He came, he played, and he conquered. Adam Golka played all five of Beethoven’ piano concertos before two dazzled Lubbock audiences on Friday September 23 and on the following Saturday. Actually, he played the cycle twice. There were dress rehearsals Thursday night and Saturday morning. This feat, unique in my experience, requires prodigious doses of stamina, endurance, memory, and the invulnerability of youth. Golka is 24.
And of course, these are not ordinary concertos for piano and orchestra; they are Beethoven’s. They are the summa of the genre. Young Golka has an extraordinary technique that was easily up the the great challenges that Beethoven presents, but even more impressive was the artistry he displayed. This was the complete package. There were a few wrong notes – how could there not be? But his playing was vitually spot on throughout the artistic marathon.
Friday night started with the Concerto #2 (actually the first written, but second published). Golka sailed through the very difficult cadenza in the first movement. Beethoven wrote this years after he had written the concerto. The lovely adagio was played with exquisite sensitivity and feeling. The last movement is a rondo written, several years after the first two movements, for the work’s first performance in Prague in 1795. It’s marked Molto Allegro. And that’s the way Golka played it to the delight of the near capacity audience.
The Concerto #3 was written in 1800 and first performed with the composer as soloist in 1803. Though there are many cadenzas for the first movement Golka opted for Beethoven’s as he did for all the concertos except the 5th which doesn’t have one – at least in the usual sense. Golka’s playing has the audience on their feet at it’s conclusion which marked the intermission.
The performance concluded with Beethoven’s 4th Concerto. This is a work where Beethoven moved into a world no one had visited before. The first movement starts with the solo piano playing a few cords. After a pause the orchestra enter. This opening has dazzled both critics and audiences for the past two centuries. The second movement is equally original. you can hear the precursor of Beethoven’s late style in it, the style characteristic of the final piano sonatas and string quartets. It’s beautiful and unlike anything else in the concerto literature. The last movement, a rondo, is in traditional form unlike the preceding two movements. The audience was ecstatic at the close of the performance.
The Lubbock Symphony Orchestra was conducted by its music director, and the pianist’s older brother, Tomasz Golka. Maestro Golka is in in his fifth and final season as the orchestra’s head.
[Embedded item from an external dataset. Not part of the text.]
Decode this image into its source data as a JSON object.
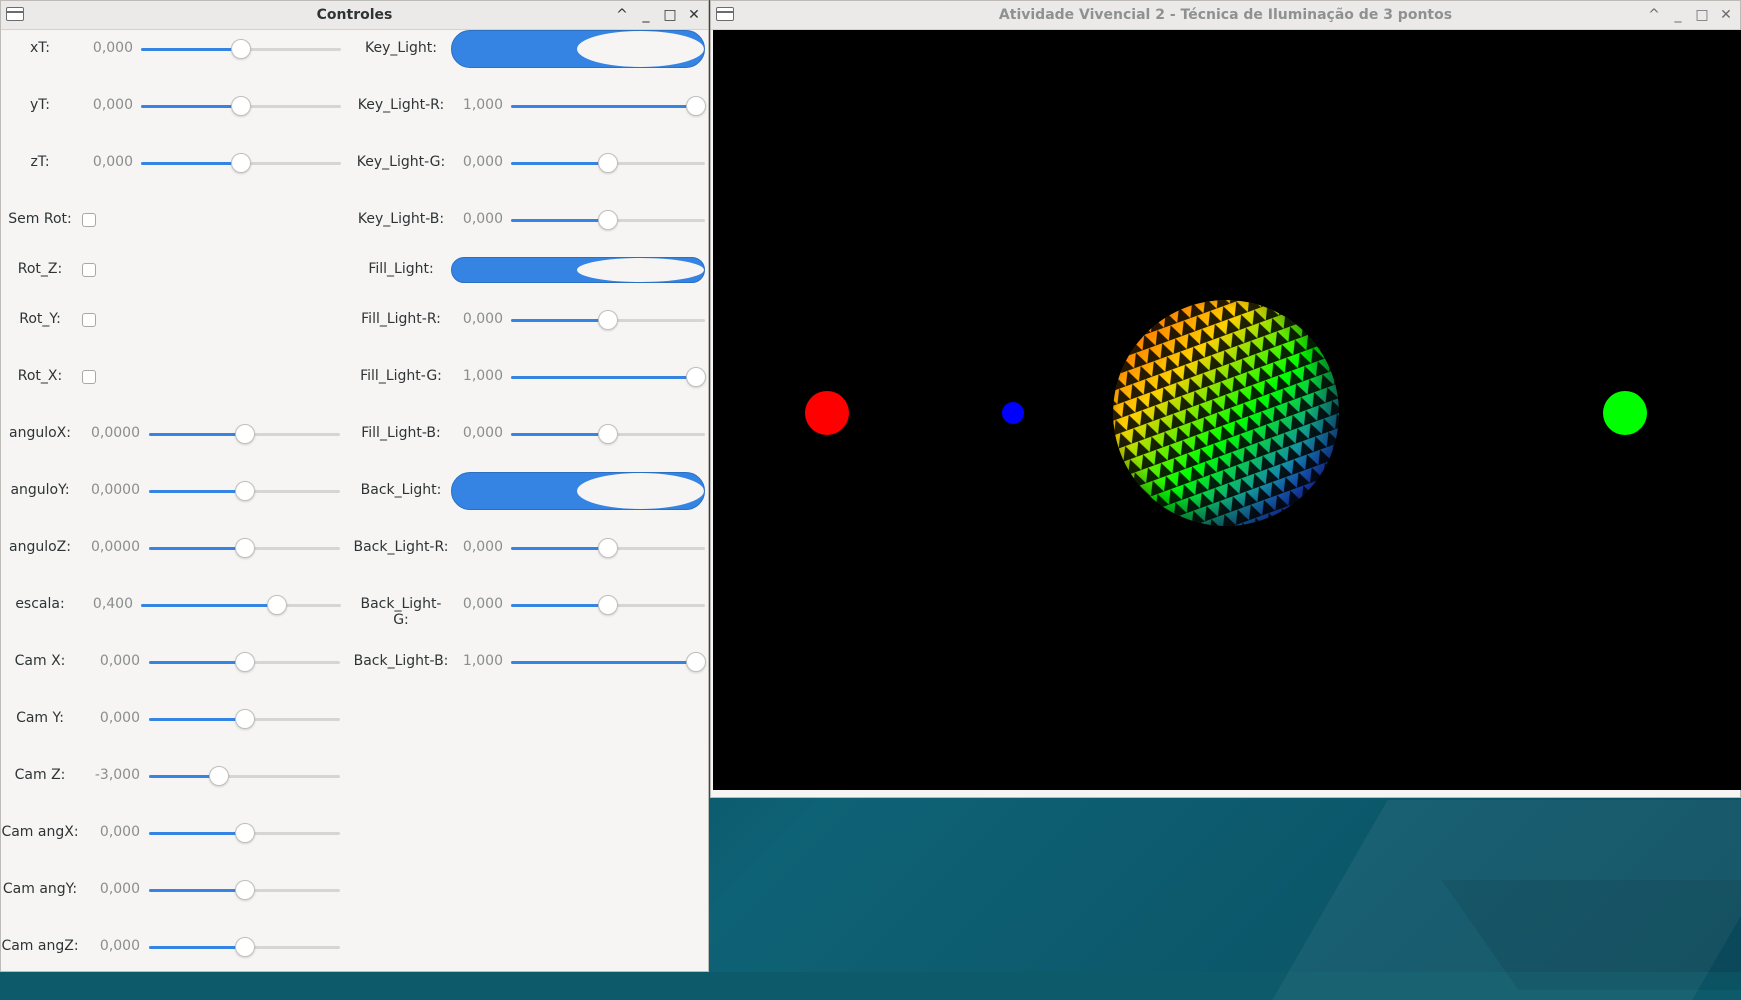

Under his taut leadership the ensemble has reached an artistic stature level unequaled by orchestras found in cities the size of Lubbock. These two concerts were not just a challenge for the soloist; the orchestra was equally challenged. They had to prepare two different programs in the time normally allotted for one. Realizing that they were part of a unique event they played like Orpheus. The maestro is always a sensitive collaborator when the plays with a soloist; he was specially attentive during these performances.
The orchestra was grouped in a new arrangement. The basses and cellos were on stage right while the percussion was on the left. Also new was the piano. In place of the usual Steinway, in need of major repair, a Bösendorfer concert grand was trucked in from Dallas just for these two evenings. This piano has a bright sound and is vaguely reminiscent of a forte-piano. Beethoven would have loved playing it.
Saturday began with the 1st concerto. Written in 1796-7, Beethoven gave it its first performance in Prague in 1798. It’s form is that of the tradition classical concerto. The first movement has three cadenzas by the composer. Golka opted for the longest and most difficult which he dispatched with elan.
The second movement is a lovely largo in ABA form. It requires a switch from technical virtuosity to poetic restraint. Golka made the change without effort. The last movement is another exuberant rondo with Beethoven’s characteristic syncopation and rhythmic drive. Again the audience was on its feet.
The series concluded with the 5th concerto – The Emperor. The name was not given by Beethoven, but by Johann Baptist Cramer, the English publisher of the concerto. But the work obviously deserves the appellation. The 1st movement starts with three cords in the orchestra whereupon the solo piano takes off on a wild journey that lasts more than two minutes before the orchestra returns. The simple and beautiful adagio runs directly into a seven part rondo.
Unfortunately for Lubbockites Saturday evening was also the occasion for a Texas Tech football game. Many who might have gone to hear Golka went to the stadium to watch the Red raiders eek out a one point victory over a Nevada team that was supposed to be a sacrificial offering. They would have been far better off to choose Beethoven over pigskin.
Golka, the pianist, is still studying in Baltimore with the famed American pianist Leon Fleisher. Given the technique and mature artistry that he already possess I’m not sure what he has to learn from another pianist. It’s experience and solitary study that are most likely to benefit him. I asked him if he intends to do all five Beethoven concertos again. He said that he would first do each one alone 30 times before considering another attempt at the cycle – a wise reply. What could have been a stunt was a great artistic event – poetry and bravura. Those fortunate to hear the series are likely to remember it for a long time.